## WHAT YOU WILL DO:
Copy every line of the data that includes the string "comments".

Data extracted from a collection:
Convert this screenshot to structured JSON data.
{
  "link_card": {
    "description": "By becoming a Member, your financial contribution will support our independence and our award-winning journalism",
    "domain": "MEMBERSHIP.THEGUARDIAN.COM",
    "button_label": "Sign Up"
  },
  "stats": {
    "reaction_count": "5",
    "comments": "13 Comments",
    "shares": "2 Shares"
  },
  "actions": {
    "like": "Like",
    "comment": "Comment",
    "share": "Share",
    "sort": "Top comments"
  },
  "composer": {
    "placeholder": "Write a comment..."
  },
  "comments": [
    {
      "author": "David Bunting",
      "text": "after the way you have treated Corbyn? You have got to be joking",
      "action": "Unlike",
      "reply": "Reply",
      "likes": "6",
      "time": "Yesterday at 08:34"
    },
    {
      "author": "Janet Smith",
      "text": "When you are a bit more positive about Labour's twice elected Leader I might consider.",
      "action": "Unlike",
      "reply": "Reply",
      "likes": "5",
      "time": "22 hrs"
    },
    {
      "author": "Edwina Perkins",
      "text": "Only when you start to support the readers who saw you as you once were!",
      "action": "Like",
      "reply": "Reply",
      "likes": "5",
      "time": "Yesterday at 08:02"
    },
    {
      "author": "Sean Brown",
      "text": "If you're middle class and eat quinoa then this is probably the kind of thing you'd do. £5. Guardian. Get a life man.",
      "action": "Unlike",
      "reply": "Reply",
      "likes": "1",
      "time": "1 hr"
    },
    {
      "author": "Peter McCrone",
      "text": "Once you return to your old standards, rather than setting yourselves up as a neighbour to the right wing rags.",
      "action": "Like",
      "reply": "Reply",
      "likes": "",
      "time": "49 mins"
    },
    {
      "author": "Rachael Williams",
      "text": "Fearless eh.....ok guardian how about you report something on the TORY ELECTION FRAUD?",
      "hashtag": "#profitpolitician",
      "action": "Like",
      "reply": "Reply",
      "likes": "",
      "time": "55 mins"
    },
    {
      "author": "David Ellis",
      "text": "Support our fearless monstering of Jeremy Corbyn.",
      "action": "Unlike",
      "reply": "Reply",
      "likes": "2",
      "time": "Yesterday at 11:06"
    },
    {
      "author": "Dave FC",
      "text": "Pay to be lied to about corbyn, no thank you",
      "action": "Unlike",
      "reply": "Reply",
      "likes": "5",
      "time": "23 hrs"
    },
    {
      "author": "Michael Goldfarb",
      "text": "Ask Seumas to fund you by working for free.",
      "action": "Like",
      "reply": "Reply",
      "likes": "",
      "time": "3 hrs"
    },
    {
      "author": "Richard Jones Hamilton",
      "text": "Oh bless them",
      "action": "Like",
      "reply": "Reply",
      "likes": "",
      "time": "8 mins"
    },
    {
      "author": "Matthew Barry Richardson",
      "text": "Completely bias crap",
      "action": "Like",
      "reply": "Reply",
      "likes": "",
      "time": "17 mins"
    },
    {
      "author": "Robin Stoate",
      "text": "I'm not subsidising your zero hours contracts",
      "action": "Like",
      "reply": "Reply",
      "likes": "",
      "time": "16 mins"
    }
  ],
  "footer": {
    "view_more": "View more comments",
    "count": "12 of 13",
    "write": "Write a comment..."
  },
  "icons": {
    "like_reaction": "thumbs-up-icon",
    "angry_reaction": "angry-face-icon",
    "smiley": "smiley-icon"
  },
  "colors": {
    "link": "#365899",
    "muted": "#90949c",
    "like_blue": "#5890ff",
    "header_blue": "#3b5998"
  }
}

## WRITTEN RESPONSE:
    "comments": "13 Comments",
    "sort": "Top comments"
  "comments": [
    "view_more": "View more comments",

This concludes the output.